On Sunday, Zille publicly defended Basic Education Minister Angie Motshekga saying Sadtu was to blame for the problems in education particularly in the Eastern Cape and Limpopo.
Zille said the minister was "targeted unnecessarily".
She said Motshekga was the best education minister her government had worked with.
Zille also said the minister was doing the best she could, given her limited budget.
"She can set policy frameworks, she can set norms and standards, but that is all she can do. The entire execution, the policy formulation and the passing of laws lies in the provinces."
SADTU Secretary General Mugwena Maluleke says Zille is just playing politics.
"This is the crazy season where she's gunning for the elections and obviously for votes. She's using education as a political tool."
He also denies her claims that his union is stopping teachers from moving to schools that need more educators.
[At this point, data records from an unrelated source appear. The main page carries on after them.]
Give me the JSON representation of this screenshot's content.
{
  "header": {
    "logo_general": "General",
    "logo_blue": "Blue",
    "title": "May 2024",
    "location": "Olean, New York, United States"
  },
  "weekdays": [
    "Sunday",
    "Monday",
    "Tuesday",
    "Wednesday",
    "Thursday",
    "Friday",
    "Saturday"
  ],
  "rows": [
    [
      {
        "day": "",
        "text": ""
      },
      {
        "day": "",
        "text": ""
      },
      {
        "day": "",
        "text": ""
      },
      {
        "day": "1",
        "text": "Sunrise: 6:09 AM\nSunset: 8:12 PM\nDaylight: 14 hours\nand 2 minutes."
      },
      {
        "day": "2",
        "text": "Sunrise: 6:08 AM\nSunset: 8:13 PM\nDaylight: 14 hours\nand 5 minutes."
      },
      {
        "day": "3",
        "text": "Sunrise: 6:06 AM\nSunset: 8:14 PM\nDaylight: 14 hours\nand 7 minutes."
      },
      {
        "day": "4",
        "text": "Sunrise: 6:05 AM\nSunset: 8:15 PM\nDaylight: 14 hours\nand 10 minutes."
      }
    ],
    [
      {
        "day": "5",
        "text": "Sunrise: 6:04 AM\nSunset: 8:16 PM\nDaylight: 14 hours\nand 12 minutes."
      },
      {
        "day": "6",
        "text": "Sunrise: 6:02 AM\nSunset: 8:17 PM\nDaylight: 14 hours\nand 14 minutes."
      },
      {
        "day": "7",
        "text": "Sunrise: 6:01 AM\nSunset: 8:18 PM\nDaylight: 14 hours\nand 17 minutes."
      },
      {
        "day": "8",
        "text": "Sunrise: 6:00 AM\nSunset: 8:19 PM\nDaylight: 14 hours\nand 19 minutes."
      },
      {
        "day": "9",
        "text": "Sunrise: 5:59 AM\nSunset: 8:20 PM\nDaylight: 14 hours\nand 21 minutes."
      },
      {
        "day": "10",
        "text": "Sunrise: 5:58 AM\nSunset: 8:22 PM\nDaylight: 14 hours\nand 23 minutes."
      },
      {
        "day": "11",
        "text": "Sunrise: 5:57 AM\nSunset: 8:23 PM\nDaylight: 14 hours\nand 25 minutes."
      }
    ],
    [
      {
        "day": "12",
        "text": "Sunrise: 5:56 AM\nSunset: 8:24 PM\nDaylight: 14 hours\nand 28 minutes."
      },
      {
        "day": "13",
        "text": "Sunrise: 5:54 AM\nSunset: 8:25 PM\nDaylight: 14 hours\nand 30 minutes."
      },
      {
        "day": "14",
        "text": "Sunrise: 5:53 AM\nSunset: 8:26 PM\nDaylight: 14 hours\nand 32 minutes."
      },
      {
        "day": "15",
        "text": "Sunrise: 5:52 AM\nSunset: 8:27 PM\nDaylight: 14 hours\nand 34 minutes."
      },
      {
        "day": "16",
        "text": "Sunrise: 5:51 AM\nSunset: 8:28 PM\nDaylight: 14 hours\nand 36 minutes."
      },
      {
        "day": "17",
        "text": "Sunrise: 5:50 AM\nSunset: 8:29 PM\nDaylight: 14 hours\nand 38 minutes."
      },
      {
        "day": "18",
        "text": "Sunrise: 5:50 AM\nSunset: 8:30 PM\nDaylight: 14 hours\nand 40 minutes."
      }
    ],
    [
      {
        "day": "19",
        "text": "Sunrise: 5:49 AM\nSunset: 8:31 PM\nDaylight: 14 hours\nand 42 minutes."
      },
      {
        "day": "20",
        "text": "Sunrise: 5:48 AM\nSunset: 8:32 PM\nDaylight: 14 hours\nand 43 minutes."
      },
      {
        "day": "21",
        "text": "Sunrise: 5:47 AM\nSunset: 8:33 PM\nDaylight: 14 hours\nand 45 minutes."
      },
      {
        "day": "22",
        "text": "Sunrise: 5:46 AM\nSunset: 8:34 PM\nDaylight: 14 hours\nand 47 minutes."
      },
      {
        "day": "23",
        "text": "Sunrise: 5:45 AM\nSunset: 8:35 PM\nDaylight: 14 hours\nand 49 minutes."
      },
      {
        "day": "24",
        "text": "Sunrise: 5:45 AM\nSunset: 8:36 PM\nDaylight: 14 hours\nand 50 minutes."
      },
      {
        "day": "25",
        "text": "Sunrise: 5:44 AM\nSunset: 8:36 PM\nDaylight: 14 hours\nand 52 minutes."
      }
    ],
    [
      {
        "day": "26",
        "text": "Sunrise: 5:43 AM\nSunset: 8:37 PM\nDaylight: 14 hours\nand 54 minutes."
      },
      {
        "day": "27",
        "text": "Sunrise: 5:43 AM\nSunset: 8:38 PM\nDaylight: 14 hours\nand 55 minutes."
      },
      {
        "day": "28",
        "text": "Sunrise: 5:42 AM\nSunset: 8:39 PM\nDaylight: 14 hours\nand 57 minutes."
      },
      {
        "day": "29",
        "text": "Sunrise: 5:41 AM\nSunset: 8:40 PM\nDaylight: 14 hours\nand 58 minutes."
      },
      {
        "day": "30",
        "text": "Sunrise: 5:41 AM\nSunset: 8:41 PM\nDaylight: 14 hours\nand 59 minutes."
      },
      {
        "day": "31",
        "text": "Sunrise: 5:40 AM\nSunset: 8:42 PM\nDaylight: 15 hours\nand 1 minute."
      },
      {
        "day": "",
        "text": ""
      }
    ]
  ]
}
Sadtu has previously called for Motshekga to be fired.
On Monday, ANC Secretary General Gwede Mantashe also threw his support behind Motshekga.
It is unusual for the ANC to agree with the opposition, but Mantashe echoed Zille's statements.
He agreed that Motshekga had the ability to turn the education sector around, but said he wished support didn't only come from the DA.
"I was saying to Angie, your team should have said that, not the DA."
Mantashe added that the embattled minister succeeded in constantly improving the matric exam pass rate.
Responding to Zille's claim that Sadtu has effectively taken charge of education in the Eastern Cape, Mantashe said unions will always grab at the chance to have more power if allowed.
The DA said Motshekga was unable to make improvements in that province.
However Equal Education's Brad Brockman said the minister is able to hold provinces accountable by enforcing rules.
"We've been engaged in a very long struggle to get the minister to set binding norms and standards for school infrastructure."
Motshekga has been fiercely criticised from various quarters for her department's role in the Limpopo textbook fiasco.
In 2012, officials failed to deliver workbooks for more than six months, despite court orders against the department.